If a police officer finds mind-altering substances during a search, the people present are often quick to claim that they had no idea those items were there. The officers often arrest someone anyway and may push for their prosecution for possession or even more serious drug offenses.
Often, those accused of a drug offense did not have the substance in their personal possession but were instead close to it. The owner or driver of a vehicle might face charges over drugs found in the trunk, while the tenant on the lease at an apartment could end up arrested for something a party guest brought.
Can the state prosecute an individual for drugs that don’t belong to them?
Prosecutors can build a case around constructive possession
An individual does not need to have a mind-altering substance in their hands or back pocket for the state to prosecute them for possession. Instead, the standard is that prosecutors need to show the individual was aware of the presence of those drugs and had control over them.

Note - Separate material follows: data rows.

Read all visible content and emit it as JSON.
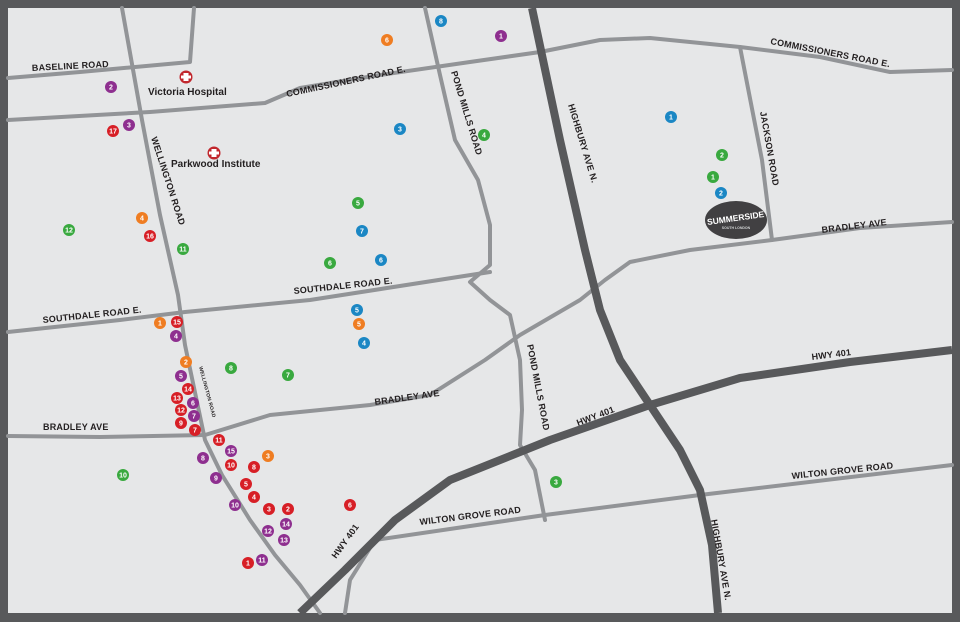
{
  "colors": {
    "frame": "#58595b",
    "land": "#e6e7e8",
    "road": "#929497",
    "highway": "#58595b",
    "hospital": "#c1272d",
    "summerside_badge": "#414042",
    "marker_red": "#d71f26",
    "marker_purple": "#8e2f8f",
    "marker_orange": "#ef7d22",
    "marker_green": "#39a93f",
    "marker_blue": "#1b87c4"
  },
  "roads": {
    "baseline": "BASELINE ROAD",
    "commissioners_w": "COMMISSIONERS ROAD E.",
    "commissioners_e": "COMMISSIONERS ROAD E.",
    "wellington": "WELLINGTON ROAD",
    "wellington_small": "WELLINGTON ROAD",
    "pond_mills_n": "POND MILLS ROAD",
    "pond_mills_s": "POND MILLS ROAD",
    "highbury_n": "HIGHBURY AVE N.",
    "highbury_s": "HIGHBURY AVE N.",
    "jackson": "JACKSON ROAD",
    "bradley_e": "BRADLEY AVE",
    "bradley_mid": "BRADLEY AVE",
    "bradley_w": "BRADLEY AVE",
    "southdale_w": "SOUTHDALE ROAD E.",
    "southdale_mid": "SOUTHDALE ROAD E.",
    "hwy401_e": "HWY 401",
    "hwy401_mid": "HWY 401",
    "hwy401_sw": "HWY 401",
    "wilton_e": "WILTON GROVE ROAD",
    "wilton_w": "WILTON GROVE ROAD"
  },
  "poi": {
    "victoria": "Victoria Hospital",
    "parkwood": "Parkwood Institute",
    "summerside_title": "SUMMERSIDE",
    "summerside_sub": "SOUTH LONDON"
  },
  "markers": [
    {
      "c": "red",
      "n": "17"
    },
    {
      "c": "red",
      "n": "16"
    },
    {
      "c": "red",
      "n": "15"
    },
    {
      "c": "red",
      "n": "14"
    },
    {
      "c": "red",
      "n": "13"
    },
    {
      "c": "red",
      "n": "12"
    },
    {
      "c": "red",
      "n": "9"
    },
    {
      "c": "red",
      "n": "7"
    },
    {
      "c": "red",
      "n": "11"
    },
    {
      "c": "red",
      "n": "10"
    },
    {
      "c": "red",
      "n": "8"
    },
    {
      "c": "red",
      "n": "5"
    },
    {
      "c": "red",
      "n": "4"
    },
    {
      "c": "red",
      "n": "3"
    },
    {
      "c": "red",
      "n": "2"
    },
    {
      "c": "red",
      "n": "1"
    },
    {
      "c": "red",
      "n": "6"
    },
    {
      "c": "purple",
      "n": "1"
    },
    {
      "c": "purple",
      "n": "2"
    },
    {
      "c": "purple",
      "n": "3"
    },
    {
      "c": "purple",
      "n": "4"
    },
    {
      "c": "purple",
      "n": "5"
    },
    {
      "c": "purple",
      "n": "6"
    },
    {
      "c": "purple",
      "n": "7"
    },
    {
      "c": "purple",
      "n": "15"
    },
    {
      "c": "purple",
      "n": "8"
    },
    {
      "c": "purple",
      "n": "9"
    },
    {
      "c": "purple",
      "n": "10"
    },
    {
      "c": "purple",
      "n": "14"
    },
    {
      "c": "purple",
      "n": "12"
    },
    {
      "c": "purple",
      "n": "13"
    },
    {
      "c": "purple",
      "n": "11"
    },
    {
      "c": "orange",
      "n": "6"
    },
    {
      "c": "orange",
      "n": "4"
    },
    {
      "c": "orange",
      "n": "1"
    },
    {
      "c": "orange",
      "n": "2"
    },
    {
      "c": "orange",
      "n": "5"
    },
    {
      "c": "orange",
      "n": "3"
    },
    {
      "c": "green",
      "n": "4"
    },
    {
      "c": "green",
      "n": "2"
    },
    {
      "c": "green",
      "n": "1"
    },
    {
      "c": "green",
      "n": "5"
    },
    {
      "c": "green",
      "n": "12"
    },
    {
      "c": "green",
      "n": "11"
    },
    {
      "c": "green",
      "n": "6"
    },
    {
      "c": "green",
      "n": "8"
    },
    {
      "c": "green",
      "n": "7"
    },
    {
      "c": "green",
      "n": "10"
    },
    {
      "c": "green",
      "n": "3"
    },
    {
      "c": "blue",
      "n": "8"
    },
    {
      "c": "blue",
      "n": "3"
    },
    {
      "c": "blue",
      "n": "1"
    },
    {
      "c": "blue",
      "n": "2"
    },
    {
      "c": "blue",
      "n": "7"
    },
    {
      "c": "blue",
      "n": "6"
    },
    {
      "c": "blue",
      "n": "5"
    },
    {
      "c": "blue",
      "n": "4"
    }
  ]
}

Those two elements lead to claims of constructive possession and allow for someone’s prosecution even if the drugs didn’t technically belong to them. Factors including the difficulty locating the item or a lack of fingerprints connecting the driver to the drugs could help them challenge claims they knew about or had control over the drugs that the police found.

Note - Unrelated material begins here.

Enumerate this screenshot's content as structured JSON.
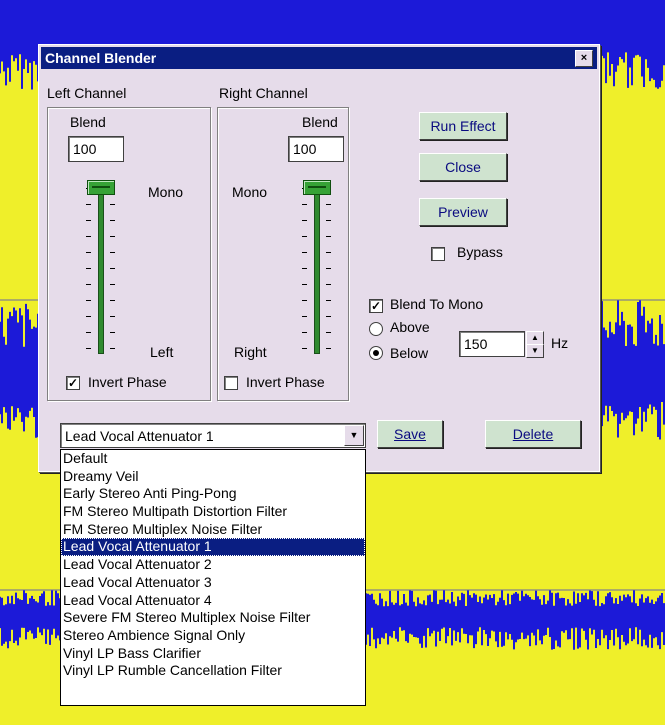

Fighting back against the claim that someone knew about or had control over prohibited substances is a common approach when police find something close to a defendant but not in their physical possession. Learning more about strategies used to fight back against drug charges can help those accused of a possession offense.